Our civil justice is premised on the idea that although money is a poor substitute for one's physical health and peace of mind, it is how our law measures the magnitude of your loss.

Damages are monetary compensation for personal injury. 

No one would every willingly exchange their good health and bodily integrity for money. Our system is premised on the idea that it is the "next best thing." The idea is to make an injured party whole for their loss. If that can't be done in actuality, then it is accomplished by proxy.  Every day Baltimore personal injury lawyers use this idea, that in our legal system money is substituted for an intangible loss, to obtain financial recoveries for their injured clients. The amounts recovered are "damages". Specific strains of damages are discussed in more detail in specific chapters of this volume. All damage types [e.g. lost wages, pain and suffering, medical bills] have one thing in common.

The damages one seeks to recover must have been a foreseeable consequence to a reasonable person in the defendant's shoes at the time of the accident.

All of us must exercise reasonable care to keep our fellow citizens safe from harm. We cannot engage in conduct that directly injures others. Moreover, we must conform our conduct so that is does not create a zone of danger into which other may venture. But the scope of potential liability is limited by the concept of forseeability. When a person violates this legal obligation, and injures another, that victim is entitled to money damages. I've recovered millions of dollars in damages for my clients over the years.
     -This Article was updated by Eric Kirk on 4/23/19.

If you have been injured, I will meet personally with you to analyze and share with you my thoughts on your claim

Eric T Kirk

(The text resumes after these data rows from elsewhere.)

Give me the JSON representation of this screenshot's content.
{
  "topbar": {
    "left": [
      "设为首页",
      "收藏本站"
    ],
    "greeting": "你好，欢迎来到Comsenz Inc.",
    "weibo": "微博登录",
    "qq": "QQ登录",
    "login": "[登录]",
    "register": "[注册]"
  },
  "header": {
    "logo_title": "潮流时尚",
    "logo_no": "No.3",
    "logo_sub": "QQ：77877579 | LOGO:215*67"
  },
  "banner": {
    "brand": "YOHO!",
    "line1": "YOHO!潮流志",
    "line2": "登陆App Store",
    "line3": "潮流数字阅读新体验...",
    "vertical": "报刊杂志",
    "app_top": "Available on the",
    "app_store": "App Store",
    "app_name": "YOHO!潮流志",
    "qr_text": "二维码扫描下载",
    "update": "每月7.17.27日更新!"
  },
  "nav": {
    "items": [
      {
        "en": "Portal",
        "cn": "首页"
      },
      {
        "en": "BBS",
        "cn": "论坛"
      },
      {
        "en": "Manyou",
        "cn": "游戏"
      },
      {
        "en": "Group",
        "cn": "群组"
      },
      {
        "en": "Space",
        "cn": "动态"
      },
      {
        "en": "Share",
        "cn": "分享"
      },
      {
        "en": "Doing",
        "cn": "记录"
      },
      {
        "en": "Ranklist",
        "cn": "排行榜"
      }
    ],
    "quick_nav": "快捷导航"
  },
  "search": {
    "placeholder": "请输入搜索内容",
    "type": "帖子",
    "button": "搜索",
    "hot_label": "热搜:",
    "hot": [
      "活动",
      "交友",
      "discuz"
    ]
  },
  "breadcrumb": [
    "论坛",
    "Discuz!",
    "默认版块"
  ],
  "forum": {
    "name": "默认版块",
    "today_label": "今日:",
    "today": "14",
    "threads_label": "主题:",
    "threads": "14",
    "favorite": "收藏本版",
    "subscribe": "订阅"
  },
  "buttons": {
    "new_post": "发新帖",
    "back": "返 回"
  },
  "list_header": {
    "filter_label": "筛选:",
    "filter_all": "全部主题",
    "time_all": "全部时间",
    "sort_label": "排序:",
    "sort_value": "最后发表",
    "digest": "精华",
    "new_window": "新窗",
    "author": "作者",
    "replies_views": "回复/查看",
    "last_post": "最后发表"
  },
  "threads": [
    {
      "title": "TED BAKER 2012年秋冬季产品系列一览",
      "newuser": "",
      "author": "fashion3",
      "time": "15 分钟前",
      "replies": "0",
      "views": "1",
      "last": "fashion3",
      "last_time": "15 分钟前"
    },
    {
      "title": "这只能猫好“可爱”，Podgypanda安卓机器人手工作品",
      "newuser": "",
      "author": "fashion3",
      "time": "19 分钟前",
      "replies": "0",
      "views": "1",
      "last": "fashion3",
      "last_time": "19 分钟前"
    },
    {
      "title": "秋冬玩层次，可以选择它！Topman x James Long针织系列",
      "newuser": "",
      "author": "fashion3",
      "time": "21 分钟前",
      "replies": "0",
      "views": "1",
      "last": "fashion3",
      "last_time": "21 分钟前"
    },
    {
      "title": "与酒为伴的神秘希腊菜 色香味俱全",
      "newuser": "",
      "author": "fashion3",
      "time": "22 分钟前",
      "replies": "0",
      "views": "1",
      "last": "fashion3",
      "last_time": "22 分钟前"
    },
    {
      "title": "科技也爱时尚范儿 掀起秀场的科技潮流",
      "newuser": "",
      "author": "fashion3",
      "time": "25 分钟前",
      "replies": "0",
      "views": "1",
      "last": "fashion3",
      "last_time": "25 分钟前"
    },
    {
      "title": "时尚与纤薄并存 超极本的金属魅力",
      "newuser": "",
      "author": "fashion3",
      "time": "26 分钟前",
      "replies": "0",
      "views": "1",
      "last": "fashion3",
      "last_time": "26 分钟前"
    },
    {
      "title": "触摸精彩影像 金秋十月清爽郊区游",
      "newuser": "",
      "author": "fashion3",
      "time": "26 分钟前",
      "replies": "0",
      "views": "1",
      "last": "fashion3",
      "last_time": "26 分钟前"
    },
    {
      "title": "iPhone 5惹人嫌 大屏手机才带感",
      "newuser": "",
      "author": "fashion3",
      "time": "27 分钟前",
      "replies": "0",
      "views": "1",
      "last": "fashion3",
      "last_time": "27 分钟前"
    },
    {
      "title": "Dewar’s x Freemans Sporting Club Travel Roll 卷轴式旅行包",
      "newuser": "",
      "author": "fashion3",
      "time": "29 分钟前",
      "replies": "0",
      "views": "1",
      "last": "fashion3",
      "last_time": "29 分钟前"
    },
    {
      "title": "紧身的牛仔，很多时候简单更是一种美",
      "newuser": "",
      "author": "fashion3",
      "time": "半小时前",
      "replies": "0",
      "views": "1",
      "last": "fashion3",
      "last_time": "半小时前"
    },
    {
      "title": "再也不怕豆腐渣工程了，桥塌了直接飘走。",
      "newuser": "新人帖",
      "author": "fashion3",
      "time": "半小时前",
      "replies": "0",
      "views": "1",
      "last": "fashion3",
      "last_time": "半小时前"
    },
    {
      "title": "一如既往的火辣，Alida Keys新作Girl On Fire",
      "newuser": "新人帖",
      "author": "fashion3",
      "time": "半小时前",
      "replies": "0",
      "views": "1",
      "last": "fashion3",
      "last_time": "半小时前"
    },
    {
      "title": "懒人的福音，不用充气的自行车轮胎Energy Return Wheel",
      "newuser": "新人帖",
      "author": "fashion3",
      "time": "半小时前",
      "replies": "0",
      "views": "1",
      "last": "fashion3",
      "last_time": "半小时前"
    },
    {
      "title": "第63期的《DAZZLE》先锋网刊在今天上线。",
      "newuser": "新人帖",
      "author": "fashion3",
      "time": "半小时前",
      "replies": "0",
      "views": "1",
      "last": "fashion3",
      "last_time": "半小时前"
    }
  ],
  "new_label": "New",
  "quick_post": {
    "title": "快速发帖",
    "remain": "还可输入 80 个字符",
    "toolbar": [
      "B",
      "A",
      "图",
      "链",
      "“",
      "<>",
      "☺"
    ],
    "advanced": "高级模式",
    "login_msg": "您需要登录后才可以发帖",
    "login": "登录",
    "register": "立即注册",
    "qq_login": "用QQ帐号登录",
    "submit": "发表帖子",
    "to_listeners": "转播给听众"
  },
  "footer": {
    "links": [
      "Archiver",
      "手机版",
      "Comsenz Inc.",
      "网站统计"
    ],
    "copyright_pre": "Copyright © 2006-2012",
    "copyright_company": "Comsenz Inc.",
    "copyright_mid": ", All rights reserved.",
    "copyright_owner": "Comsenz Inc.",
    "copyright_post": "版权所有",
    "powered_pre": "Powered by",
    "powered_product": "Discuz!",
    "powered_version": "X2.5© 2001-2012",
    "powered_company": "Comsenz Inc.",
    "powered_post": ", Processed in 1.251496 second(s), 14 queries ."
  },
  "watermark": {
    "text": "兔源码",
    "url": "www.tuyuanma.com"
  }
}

After graduating with honors from Albany Law School in New York, Eric Kirk has spent most of his 25 year legal career battling insurance companies to secure fair and just compensation for his clients in Maryland, New York, and Florida.